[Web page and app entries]
——————

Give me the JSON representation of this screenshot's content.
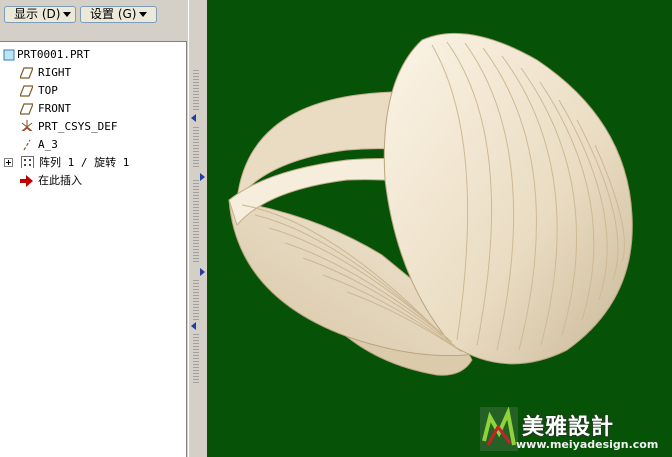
{
  "toolbar": {
    "display_label": "显示 (D)",
    "settings_label": "设置 (G)"
  },
  "tree": {
    "root": "PRT0001.PRT",
    "items": [
      {
        "label": "RIGHT",
        "icon": "datum-plane-icon"
      },
      {
        "label": "TOP",
        "icon": "datum-plane-icon"
      },
      {
        "label": "FRONT",
        "icon": "datum-plane-icon"
      },
      {
        "label": "PRT_CSYS_DEF",
        "icon": "coordinate-system-icon"
      },
      {
        "label": "A_3",
        "icon": "datum-axis-icon"
      },
      {
        "label": "阵列 1 / 旋转 1",
        "icon": "pattern-icon"
      },
      {
        "label": "在此插入",
        "icon": "insert-here-arrow-icon"
      }
    ]
  },
  "viewport": {
    "background": "#065206",
    "model_color": "#efe3cc",
    "model": "twisted-ribbon-sphere-icon"
  },
  "watermark": {
    "title": "美雅設計",
    "url": "www.meiyadesign.com"
  }
}
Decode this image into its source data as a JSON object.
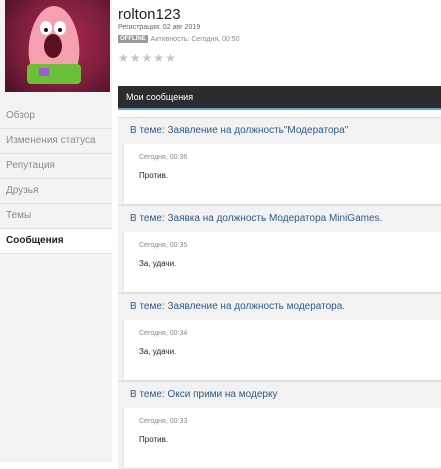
{
  "profile": {
    "username": "rolton123",
    "registration": "Регистрация: 02 авг 2019",
    "status_badge": "OFFLINE",
    "activity": "Активность: Сегодня, 00:50",
    "rating_stars": 0
  },
  "sidebar": {
    "items": [
      {
        "label": "Обзор"
      },
      {
        "label": "Изменения статуса"
      },
      {
        "label": "Репутация"
      },
      {
        "label": "Друзья"
      },
      {
        "label": "Темы"
      },
      {
        "label": "Сообщения"
      }
    ],
    "active_index": 5
  },
  "main": {
    "section_title": "Мои сообщения",
    "posts": [
      {
        "title": "В теме: Заявление на должность\"Модератора\"",
        "date": "Сегодня, 00:36",
        "text": "Против."
      },
      {
        "title": "В теме: Заявка на должность Модератора MiniGames.",
        "date": "Сегодня, 00:35",
        "text": "За, удачи."
      },
      {
        "title": "В теме: Заявление на должность модератора.",
        "date": "Сегодня, 00:34",
        "text": "За, удачи."
      },
      {
        "title": "В теме: Окси прими на модерку",
        "date": "Сегодня, 00:33",
        "text": "Против."
      }
    ]
  },
  "colors": {
    "header_bg": "#2a2c2e",
    "accent_line": "#6ba3cc",
    "link": "#2e5a8a",
    "avatar_bg": "#7a1e3c"
  }
}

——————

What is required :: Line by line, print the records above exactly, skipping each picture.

Response area ::
Give me the JSON representation of this screenshot's content.
{
  "toolbar": {
    "display_label": "显示 (D)",
    "settings_label": "设置 (G)"
  },
  "tree": {
    "root": "PRT0001.PRT",
    "items": [
      {
        "label": "RIGHT",
        "icon": "datum-plane-icon"
      },
      {
        "label": "TOP",
        "icon": "datum-plane-icon"
      },
      {
        "label": "FRONT",
        "icon": "datum-plane-icon"
      },
      {
        "label": "PRT_CSYS_DEF",
        "icon": "coordinate-system-icon"
      },
      {
        "label": "A_3",
        "icon": "datum-axis-icon"
      },
      {
        "label": "阵列 1 / 旋转 1",
        "icon": "pattern-icon"
      },
      {
        "label": "在此插入",
        "icon": "insert-here-arrow-icon"
      }
    ]
  },
  "viewport": {
    "background": "#065206",
    "model_color": "#efe3cc",
    "model": "twisted-ribbon-sphere-icon"
  },
  "watermark": {
    "title": "美雅設計",
    "url": "www.meiyadesign.com"
  }
}
Decode this image into its source data as a JSON object.
{
  "profile": {
    "username": "rolton123",
    "registration": "Регистрация: 02 авг 2019",
    "status_badge": "OFFLINE",
    "activity": "Активность: Сегодня, 00:50",
    "rating_stars": 0
  },
  "sidebar": {
    "items": [
      {
        "label": "Обзор"
      },
      {
        "label": "Изменения статуса"
      },
      {
        "label": "Репутация"
      },
      {
        "label": "Друзья"
      },
      {
        "label": "Темы"
      },
      {
        "label": "Сообщения"
      }
    ],
    "active_index": 5
  },
  "main": {
    "section_title": "Мои сообщения",
    "posts": [
      {
        "title": "В теме: Заявление на должность\"Модератора\"",
        "date": "Сегодня, 00:36",
        "text": "Против."
      },
      {
        "title": "В теме: Заявка на должность Модератора MiniGames.",
        "date": "Сегодня, 00:35",
        "text": "За, удачи."
      },
      {
        "title": "В теме: Заявление на должность модератора.",
        "date": "Сегодня, 00:34",
        "text": "За, удачи."
      },
      {
        "title": "В теме: Окси прими на модерку",
        "date": "Сегодня, 00:33",
        "text": "Против."
      }
    ]
  },
  "colors": {
    "header_bg": "#2a2c2e",
    "accent_line": "#6ba3cc",
    "link": "#2e5a8a",
    "avatar_bg": "#7a1e3c"
  }
}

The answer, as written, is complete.